ThyssenKrupp gains a competitive edge by focusing on reliability, an aspect that matters most to its customers in buildings across the world. Drawing on the potential of the 'Internet of Things' by connecting elevators to the cloud, gathering data from sensors and systems, and transforming that data into valuable business intelligence, ThyssenKrupp is vastly improving its maintenance services.
"We wanted to go beyond the industry standard of preventative maintenance, to offer predictive and even pre-emptive maintenance, thereby guaranteeing a higher uptime percentage on our elevators," says Andreas Schierenbeck, ThyssenKrupp Elevator CEO.
For the first time in history, the majority of the world's population lives in cities-and that urban migration continues apace. By 2050, 7 out of 10 people will live in cities-a staggering 3 billion more than today, according to the World Health Organization. Big cities cannot exist without skyscrapers, and, in turn, skyscrapers cannot exist without elevators.

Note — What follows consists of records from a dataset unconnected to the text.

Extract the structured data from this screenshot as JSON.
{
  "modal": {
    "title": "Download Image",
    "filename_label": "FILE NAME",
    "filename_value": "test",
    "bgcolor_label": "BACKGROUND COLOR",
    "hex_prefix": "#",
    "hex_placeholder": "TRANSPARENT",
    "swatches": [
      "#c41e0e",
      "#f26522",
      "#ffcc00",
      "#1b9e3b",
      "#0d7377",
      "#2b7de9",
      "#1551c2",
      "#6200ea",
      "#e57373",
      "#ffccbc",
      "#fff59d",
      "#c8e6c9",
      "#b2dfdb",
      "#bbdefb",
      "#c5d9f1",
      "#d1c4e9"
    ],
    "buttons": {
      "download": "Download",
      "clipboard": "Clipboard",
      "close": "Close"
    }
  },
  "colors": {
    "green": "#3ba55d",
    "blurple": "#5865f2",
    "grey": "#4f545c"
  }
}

Global manufacturer ThyssenKrupp Elevator maintains more than 1.1 million elevators worldwide, including those at some of the world's most iconic buildings, like the new One World Trade Center in New York.
In this new endeavour, ThyssenKrupp is creating a connected, intelligent line-of-business (LOB) asset monitoring system that raises elevator reliability to new heights by working with Microsoft and CGI. The solution brings together technologies at the heart of Microsoft's platform for the Internet of Things, including the Microsoft Azure Intelligent Systems Service and Azure Machine Learning.
CGI developed a solution that securely connects ThyssenKrupp's "things"-the thousands of sensors and systems in its elevators that monitor everything from motor temperature to shaft alignment, cab speed and door functioning; the data they gather; and PCs and mobile devices used by its workforce of technicians-to the cloud with the Azure Intelligent Systems Service.
Microsoft CEO Satya Nadella explained at the Microsoft Worldwide Partner Conference in Washington, D.C. on July 16th: "When you really think about it, it's really the Internet of Your Things. So when you're talking to a customer, they have these things in the field, and for the first time now, in a cost-effective way, they can put a computer on them and get data back from them so that they can reason over it. Now that all sounds great, but for what purpose? The purpose is of course business model transformation."
Now, instead of just reacting to a failure alarm, technicians can use real-time data to define a required repair even before a breakdown occurs. In addition, thanks to a two-way flow of data, technicians can remotely put an elevator into diagnostics mode, or send it to another floor. It all adds up to less travel time, better efficiency, and reduced costs.
Source: ThyssenKrupp Elevator AG